(Data about app and page elements)
- - -

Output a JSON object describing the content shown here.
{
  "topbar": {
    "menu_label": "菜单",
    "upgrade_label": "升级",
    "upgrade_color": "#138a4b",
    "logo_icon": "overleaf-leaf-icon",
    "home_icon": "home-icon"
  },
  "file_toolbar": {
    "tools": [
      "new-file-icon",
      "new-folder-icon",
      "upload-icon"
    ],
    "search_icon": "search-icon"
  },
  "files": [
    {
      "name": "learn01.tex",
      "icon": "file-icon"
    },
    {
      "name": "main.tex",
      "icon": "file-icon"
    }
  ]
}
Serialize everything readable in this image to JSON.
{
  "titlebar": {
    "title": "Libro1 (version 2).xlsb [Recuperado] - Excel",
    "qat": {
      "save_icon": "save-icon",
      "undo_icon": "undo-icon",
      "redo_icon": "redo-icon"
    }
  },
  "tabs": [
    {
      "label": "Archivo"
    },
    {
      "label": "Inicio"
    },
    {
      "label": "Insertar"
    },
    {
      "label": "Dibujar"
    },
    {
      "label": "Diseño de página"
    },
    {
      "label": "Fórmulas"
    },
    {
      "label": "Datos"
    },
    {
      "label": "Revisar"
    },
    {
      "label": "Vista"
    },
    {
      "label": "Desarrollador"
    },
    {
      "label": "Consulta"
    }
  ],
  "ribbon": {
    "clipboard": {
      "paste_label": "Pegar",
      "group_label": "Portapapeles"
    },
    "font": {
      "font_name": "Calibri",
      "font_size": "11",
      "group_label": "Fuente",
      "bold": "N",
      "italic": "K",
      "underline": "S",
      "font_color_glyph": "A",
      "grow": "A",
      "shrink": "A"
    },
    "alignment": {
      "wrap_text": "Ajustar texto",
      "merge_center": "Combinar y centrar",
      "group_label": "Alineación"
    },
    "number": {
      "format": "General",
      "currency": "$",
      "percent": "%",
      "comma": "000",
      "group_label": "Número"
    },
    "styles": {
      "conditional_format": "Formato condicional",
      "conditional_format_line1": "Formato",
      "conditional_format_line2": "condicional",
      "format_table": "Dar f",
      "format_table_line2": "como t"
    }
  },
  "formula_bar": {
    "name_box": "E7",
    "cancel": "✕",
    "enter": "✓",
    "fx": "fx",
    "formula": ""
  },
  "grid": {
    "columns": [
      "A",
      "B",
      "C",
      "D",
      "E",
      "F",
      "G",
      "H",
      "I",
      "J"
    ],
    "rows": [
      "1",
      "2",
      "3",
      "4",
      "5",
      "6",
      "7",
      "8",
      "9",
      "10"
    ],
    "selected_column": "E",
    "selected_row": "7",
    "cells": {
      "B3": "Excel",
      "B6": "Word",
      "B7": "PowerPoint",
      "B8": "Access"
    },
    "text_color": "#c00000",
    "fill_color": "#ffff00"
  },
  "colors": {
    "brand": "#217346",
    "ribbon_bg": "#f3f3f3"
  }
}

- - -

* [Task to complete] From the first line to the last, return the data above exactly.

* [Answer]
Output a JSON object describing the content shown here.
{
  "topbar": {
    "menu_label": "菜单",
    "upgrade_label": "升级",
    "upgrade_color": "#138a4b",
    "logo_icon": "overleaf-leaf-icon",
    "home_icon": "home-icon"
  },
  "file_toolbar": {
    "tools": [
      "new-file-icon",
      "new-folder-icon",
      "upload-icon"
    ],
    "search_icon": "search-icon"
  },
  "files": [
    {
      "name": "learn01.tex",
      "icon": "file-icon"
    },
    {
      "name": "main.tex",
      "icon": "file-icon"
    }
  ]
}
Serialize everything readable in this image to JSON.
{
  "titlebar": {
    "title": "Libro1 (version 2).xlsb [Recuperado] - Excel",
    "qat": {
      "save_icon": "save-icon",
      "undo_icon": "undo-icon",
      "redo_icon": "redo-icon"
    }
  },
  "tabs": [
    {
      "label": "Archivo"
    },
    {
      "label": "Inicio"
    },
    {
      "label": "Insertar"
    },
    {
      "label": "Dibujar"
    },
    {
      "label": "Diseño de página"
    },
    {
      "label": "Fórmulas"
    },
    {
      "label": "Datos"
    },
    {
      "label": "Revisar"
    },
    {
      "label": "Vista"
    },
    {
      "label": "Desarrollador"
    },
    {
      "label": "Consulta"
    }
  ],
  "ribbon": {
    "clipboard": {
      "paste_label": "Pegar",
      "group_label": "Portapapeles"
    },
    "font": {
      "font_name": "Calibri",
      "font_size": "11",
      "group_label": "Fuente",
      "bold": "N",
      "italic": "K",
      "underline": "S",
      "font_color_glyph": "A",
      "grow": "A",
      "shrink": "A"
    },
    "alignment": {
      "wrap_text": "Ajustar texto",
      "merge_center": "Combinar y centrar",
      "group_label": "Alineación"
    },
    "number": {
      "format": "General",
      "currency": "$",
      "percent": "%",
      "comma": "000",
      "group_label": "Número"
    },
    "styles": {
      "conditional_format": "Formato condicional",
      "conditional_format_line1": "Formato",
      "conditional_format_line2": "condicional",
      "format_table": "Dar f",
      "format_table_line2": "como t"
    }
  },
  "formula_bar": {
    "name_box": "E7",
    "cancel": "✕",
    "enter": "✓",
    "fx": "fx",
    "formula": ""
  },
  "grid": {
    "columns": [
      "A",
      "B",
      "C",
      "D",
      "E",
      "F",
      "G",
      "H",
      "I",
      "J"
    ],
    "rows": [
      "1",
      "2",
      "3",
      "4",
      "5",
      "6",
      "7",
      "8",
      "9",
      "10"
    ],
    "selected_column": "E",
    "selected_row": "7",
    "cells": {
      "B3": "Excel",
      "B6": "Word",
      "B7": "PowerPoint",
      "B8": "Access"
    },
    "text_color": "#c00000",
    "fill_color": "#ffff00"
  },
  "colors": {
    "brand": "#217346",
    "ribbon_bg": "#f3f3f3"
  }
}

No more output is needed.